Task description – Provide the number of lines below containing the word "icon", without any other words.

Source records –

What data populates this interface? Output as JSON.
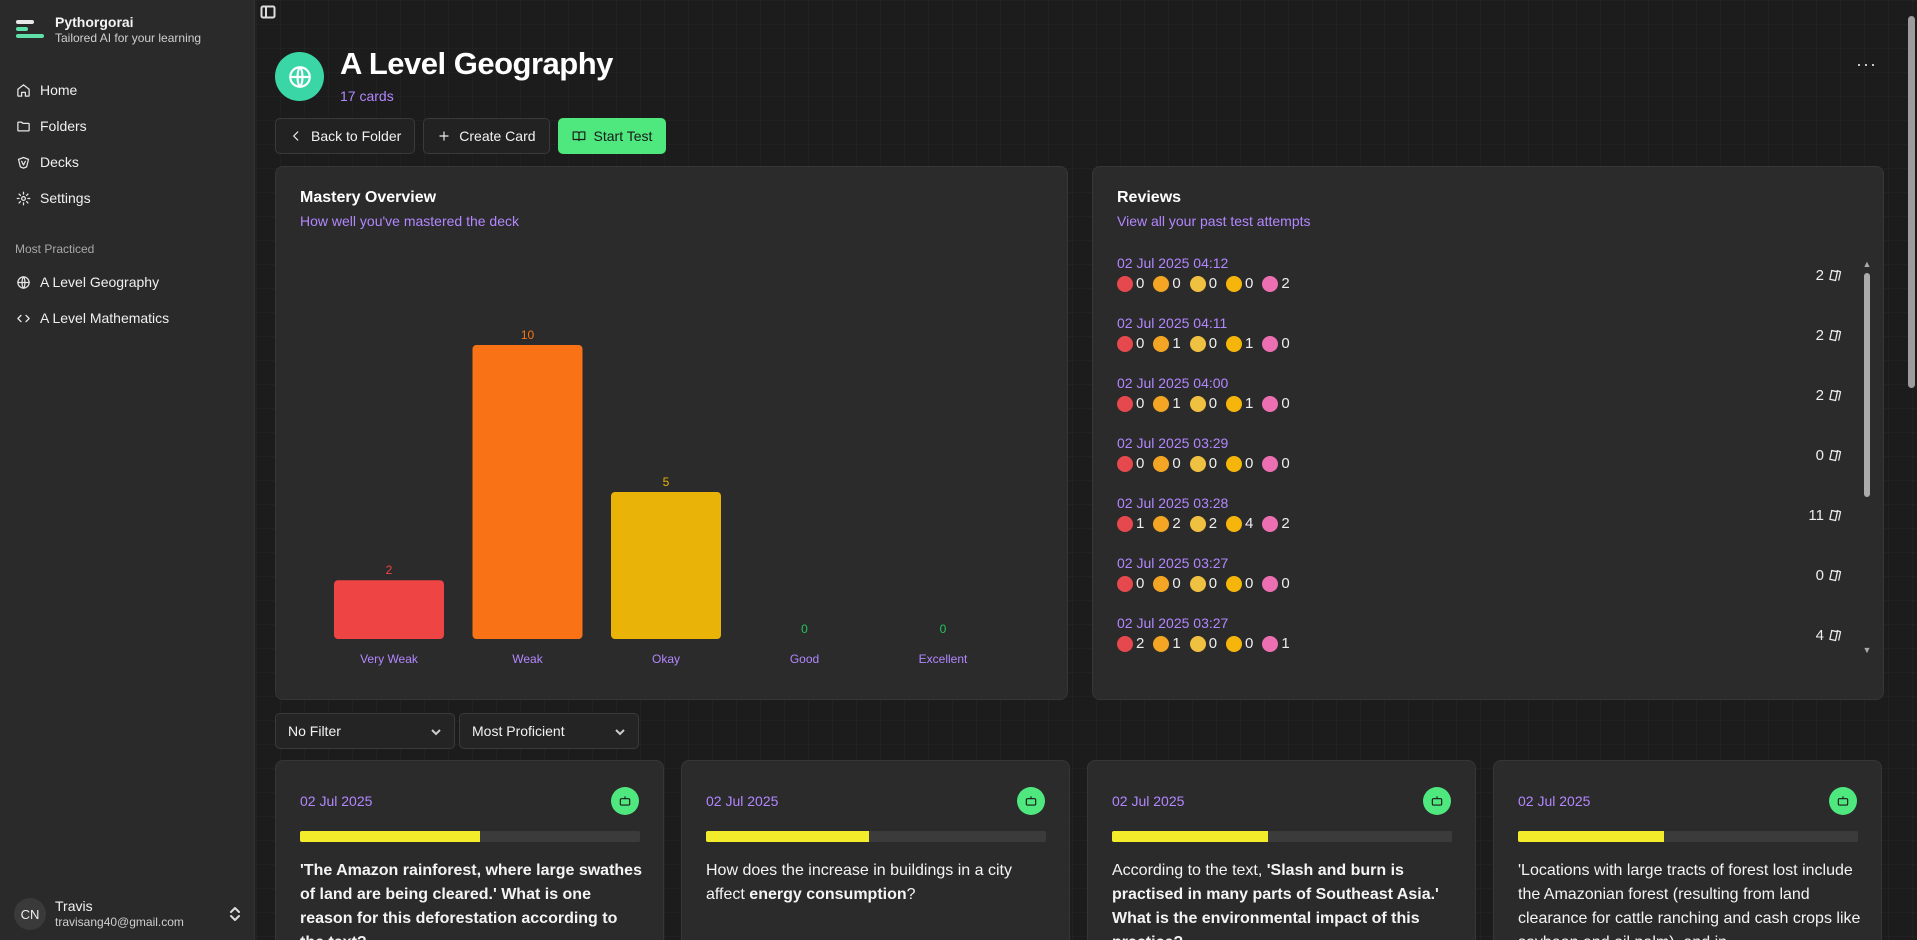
{
  "brand": {
    "name": "Pythorgorai",
    "tagline": "Tailored AI for your learning"
  },
  "nav": [
    {
      "label": "Home",
      "icon": "home-icon"
    },
    {
      "label": "Folders",
      "icon": "folder-icon"
    },
    {
      "label": "Decks",
      "icon": "decks-icon"
    },
    {
      "label": "Settings",
      "icon": "gear-icon"
    }
  ],
  "most_practiced": {
    "label": "Most Practiced",
    "items": [
      {
        "label": "A Level Geography",
        "icon": "globe-icon"
      },
      {
        "label": "A Level Mathematics",
        "icon": "code-icon"
      }
    ]
  },
  "user": {
    "initials": "CN",
    "name": "Travis",
    "email": "travisang40@gmail.com"
  },
  "header": {
    "title": "A Level Geography",
    "subtitle": "17 cards",
    "more": "···"
  },
  "actions": {
    "back": "Back to Folder",
    "create": "Create Card",
    "start": "Start Test"
  },
  "mastery": {
    "title": "Mastery Overview",
    "subtitle": "How well you've mastered the deck"
  },
  "chart_data": {
    "type": "bar",
    "categories": [
      "Very Weak",
      "Weak",
      "Okay",
      "Good",
      "Excellent"
    ],
    "values": [
      2,
      10,
      5,
      0,
      0
    ],
    "colors": [
      "#ef4444",
      "#f97316",
      "#eab308",
      "#22c55e",
      "#22c55e"
    ],
    "ylim": [
      0,
      10
    ]
  },
  "reviews": {
    "title": "Reviews",
    "subtitle": "View all your past test attempts",
    "items": [
      {
        "date": "02 Jul 2025 04:12",
        "counts": [
          0,
          0,
          0,
          0,
          2
        ],
        "total": "2"
      },
      {
        "date": "02 Jul 2025 04:11",
        "counts": [
          0,
          1,
          0,
          1,
          0
        ],
        "total": "2"
      },
      {
        "date": "02 Jul 2025 04:00",
        "counts": [
          0,
          1,
          0,
          1,
          0
        ],
        "total": "2"
      },
      {
        "date": "02 Jul 2025 03:29",
        "counts": [
          0,
          0,
          0,
          0,
          0
        ],
        "total": "0"
      },
      {
        "date": "02 Jul 2025 03:28",
        "counts": [
          1,
          2,
          2,
          4,
          2
        ],
        "total": "11"
      },
      {
        "date": "02 Jul 2025 03:27",
        "counts": [
          0,
          0,
          0,
          0,
          0
        ],
        "total": "0"
      },
      {
        "date": "02 Jul 2025 03:27",
        "counts": [
          2,
          1,
          0,
          0,
          1
        ],
        "total": "4"
      }
    ],
    "emoji_colors": [
      "#e5484d",
      "#f5a524",
      "#f0c040",
      "#f5b50a",
      "#ec6fb2"
    ]
  },
  "filters": {
    "filter": "No Filter",
    "sort": "Most Proficient"
  },
  "flashcards": [
    {
      "date": "02 Jul 2025",
      "progress": 0.53,
      "segments": [
        {
          "t": "'The Amazon rainforest, where large swathes of land are being cleared.' What is one reason for this deforestation according to the text?",
          "b": true
        }
      ]
    },
    {
      "date": "02 Jul 2025",
      "progress": 0.48,
      "segments": [
        {
          "t": "How does the increase in buildings in a city affect ",
          "b": false
        },
        {
          "t": "energy consumption",
          "b": true
        },
        {
          "t": "?",
          "b": false
        }
      ]
    },
    {
      "date": "02 Jul 2025",
      "progress": 0.46,
      "segments": [
        {
          "t": "According to the text, ",
          "b": false
        },
        {
          "t": "'Slash and burn is practised in many parts of Southeast Asia.' What is the environmental impact of this practice?",
          "b": true
        }
      ]
    },
    {
      "date": "02 Jul 2025",
      "progress": 0.43,
      "segments": [
        {
          "t": "'Locations with large tracts of forest lost include the Amazonian forest (resulting from land clearance for cattle ranching and cash crops like soybean and oil palm), and in",
          "b": false
        }
      ]
    }
  ]
}
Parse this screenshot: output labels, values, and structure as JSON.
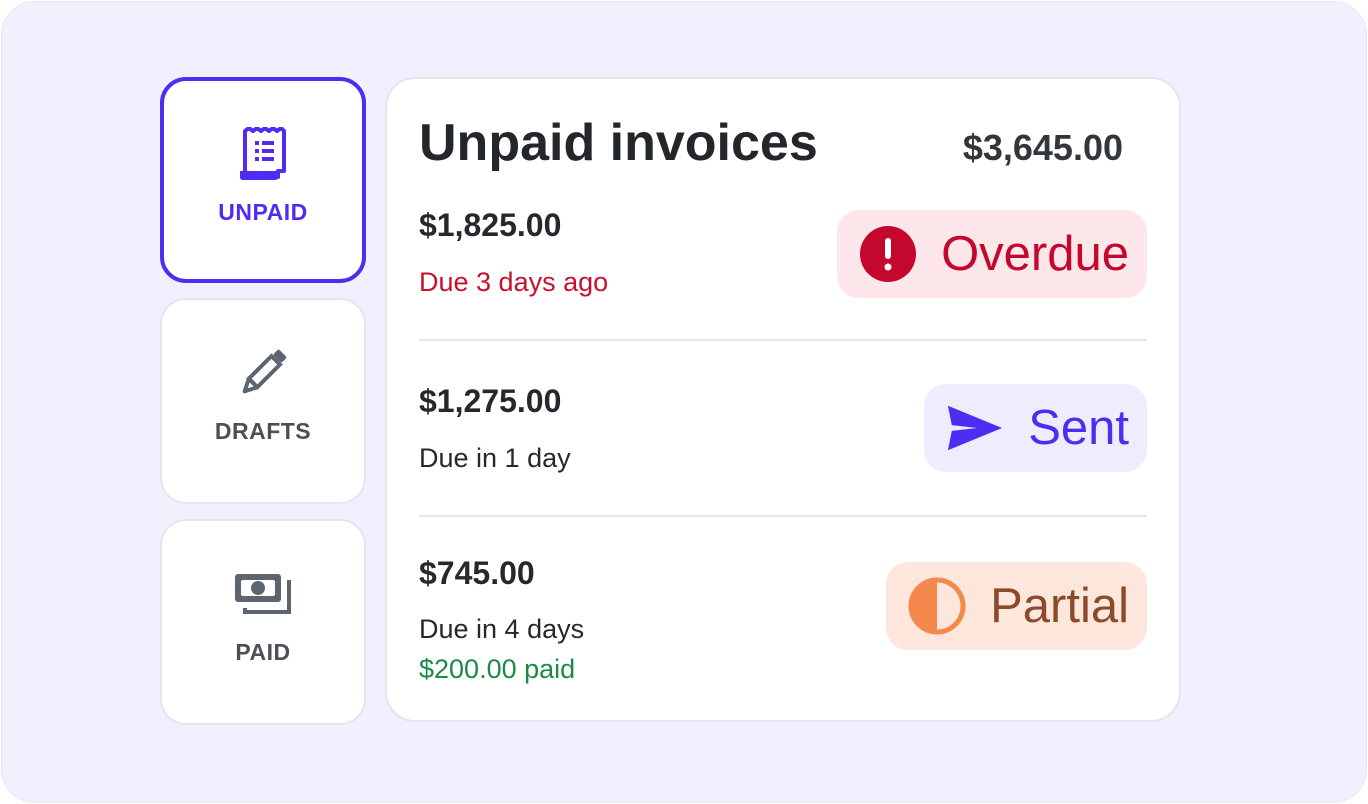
{
  "tabs": [
    {
      "label": "UNPAID",
      "icon": "receipt-icon",
      "active": true
    },
    {
      "label": "DRAFTS",
      "icon": "pencil-icon",
      "active": false
    },
    {
      "label": "PAID",
      "icon": "banknotes-icon",
      "active": false
    }
  ],
  "card": {
    "title": "Unpaid invoices",
    "total": "$3,645.00"
  },
  "invoices": [
    {
      "amount": "$1,825.00",
      "due": "Due 3 days ago",
      "status": "Overdue",
      "status_icon": "alert-circle-icon"
    },
    {
      "amount": "$1,275.00",
      "due": "Due in 1 day",
      "status": "Sent",
      "status_icon": "send-icon"
    },
    {
      "amount": "$745.00",
      "due": "Due in 4 days",
      "paid_note": "$200.00 paid",
      "status": "Partial",
      "status_icon": "half-circle-icon"
    }
  ],
  "colors": {
    "accent": "#4f2cf2",
    "overdue": "#c4072c",
    "paid": "#1b8a4b",
    "partial": "#8b4a2a"
  }
}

Output of the exercise – 12